• _Your task_
Without the pictures, output the records below word for word.

• _Stored items from a collection_

--------------------------------------------------

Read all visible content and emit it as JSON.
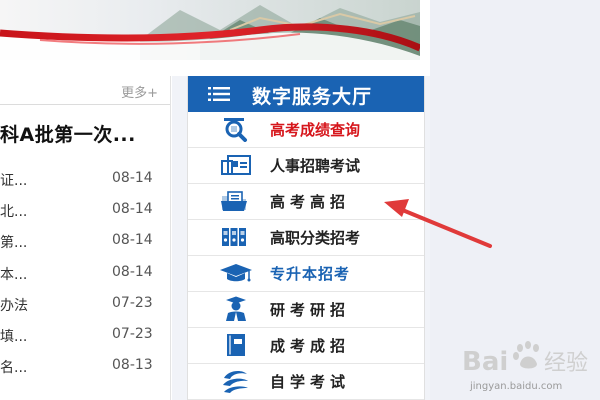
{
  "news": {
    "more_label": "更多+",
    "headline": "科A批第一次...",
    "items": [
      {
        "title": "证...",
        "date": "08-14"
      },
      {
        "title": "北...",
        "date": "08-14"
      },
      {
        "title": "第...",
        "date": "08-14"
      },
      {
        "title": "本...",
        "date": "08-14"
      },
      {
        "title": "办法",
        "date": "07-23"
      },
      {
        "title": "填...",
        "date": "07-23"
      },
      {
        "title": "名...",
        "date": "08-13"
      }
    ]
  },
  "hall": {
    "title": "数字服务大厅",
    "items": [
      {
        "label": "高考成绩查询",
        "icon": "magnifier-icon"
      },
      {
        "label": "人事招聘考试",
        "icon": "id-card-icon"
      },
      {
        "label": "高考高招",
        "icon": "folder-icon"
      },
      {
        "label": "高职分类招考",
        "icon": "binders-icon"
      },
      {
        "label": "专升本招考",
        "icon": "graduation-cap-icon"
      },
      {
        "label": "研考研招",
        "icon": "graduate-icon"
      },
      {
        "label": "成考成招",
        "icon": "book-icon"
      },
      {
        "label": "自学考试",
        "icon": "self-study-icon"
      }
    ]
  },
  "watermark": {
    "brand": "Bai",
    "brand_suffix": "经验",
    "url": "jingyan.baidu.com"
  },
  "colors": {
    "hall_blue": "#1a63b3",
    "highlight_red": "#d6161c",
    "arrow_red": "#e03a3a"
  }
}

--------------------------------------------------

• _Task response_
Read all visible content and emit it as JSON.
{
  "news": {
    "more_label": "更多+",
    "headline": "科A批第一次...",
    "items": [
      {
        "title": "证...",
        "date": "08-14"
      },
      {
        "title": "北...",
        "date": "08-14"
      },
      {
        "title": "第...",
        "date": "08-14"
      },
      {
        "title": "本...",
        "date": "08-14"
      },
      {
        "title": "办法",
        "date": "07-23"
      },
      {
        "title": "填...",
        "date": "07-23"
      },
      {
        "title": "名...",
        "date": "08-13"
      }
    ]
  },
  "hall": {
    "title": "数字服务大厅",
    "items": [
      {
        "label": "高考成绩查询",
        "icon": "magnifier-icon"
      },
      {
        "label": "人事招聘考试",
        "icon": "id-card-icon"
      },
      {
        "label": "高考高招",
        "icon": "folder-icon"
      },
      {
        "label": "高职分类招考",
        "icon": "binders-icon"
      },
      {
        "label": "专升本招考",
        "icon": "graduation-cap-icon"
      },
      {
        "label": "研考研招",
        "icon": "graduate-icon"
      },
      {
        "label": "成考成招",
        "icon": "book-icon"
      },
      {
        "label": "自学考试",
        "icon": "self-study-icon"
      }
    ]
  },
  "watermark": {
    "brand": "Bai",
    "brand_suffix": "经验",
    "url": "jingyan.baidu.com"
  },
  "colors": {
    "hall_blue": "#1a63b3",
    "highlight_red": "#d6161c",
    "arrow_red": "#e03a3a"
  }
}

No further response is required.